Recently, I was trying to write a story that made me think about the really big events - the Firsts - in our lives, and how skewed these big memories might become over time. How untrue, maybe. How fictional. And I thought too about how the same events might be remembered by the other players involved. How many different memories? How many different stories? None of them and all of them, I suppose, would be true, but when you really start thinking about it, it gets weird. As if we’re all wandering around inside our own lives as parallel universes that almost never coincide. Especially not in memory.
My first love was a boy that I met when I was eighteen. He was gorgeous and popular, and his pursuit of me was so full on that I never stood a chance. Our relationship was fast and fun and, to my mind, very serious. Serious enough that I never cared about our differences, never even considered them. He was religious and I was not; his family was rich and mine was not; he was confident, always certain and I was not.
I can remember the day that he dumped me almost in Technicolor. It was a Friday. I had just come out of the shower and my hair was still wet when he knocked on the door. We had coffee, and I talked about uni; he talked about his new job. And then he said that he thought that we should split up. That we didn’t really work as a couple because we were too different and wanted too different things. I didn’t say much; I was completely blindsided. He got up from the kitchen table and walked through the utility room to the back door. I remember that he was smiling when he hugged me, and I was smiling too, or trying to. And all the while, he was concluding our relationship with a cheerful verbal montage of all the great times we’d had. The one image I most remember - like a Polaroid snapshot - is him smiling at me, one hand on the already opened door as he said, “And you got me listening to really great music.” I had, that much is true; before he met me his favourite band had been Mega City Four. Poor consolation then though.

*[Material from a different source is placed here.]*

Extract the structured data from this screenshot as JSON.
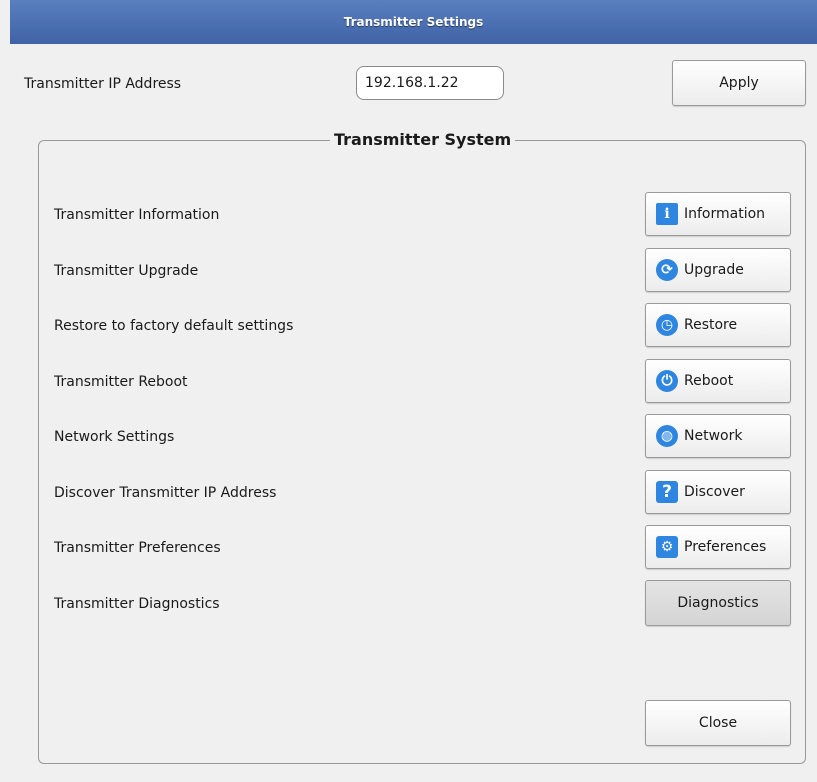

After he’d left with fervent promises to stay in touch that I was at least self-aware enough not to believe, I remember sliding to the floor on legs too wobbly to hold me up any longer. I remember sobbing so hard that afterwards I couldn’t speak for two days. I remember running out of the house with my still wet hair (and I was not then and not now a runner), and only stopping when I reached the graveyard around the corner, because I knew it was the best place to fully indulge my sorrow; to sob and sob on a bench, in the rain and the cold, for two whole hours, and have no one bother me. I was grief-stricken for weeks, depressed for months. Occasionally I even stalked him and his new girlfriend, until I recognised how much good that was doing me.
That is my memory. I can guarantee that it is not his. I was not his first love. I was a girl he once dated. If he remembers that day at all, it is probably only fondly, hazily. He is and was not the person that I remember, and I am and was not the person he remembers. If we ever met again, our conversation would be as stilted and strange and parallel as the one I had with my old friend.
The duplicity rather than the unreliability of memory is what fascinates me. The kind lies that it makes you believe, and the brutal truths that it helps you forget. One silver lining...I’m almost certain that there’s a pretty good story in that somewhere...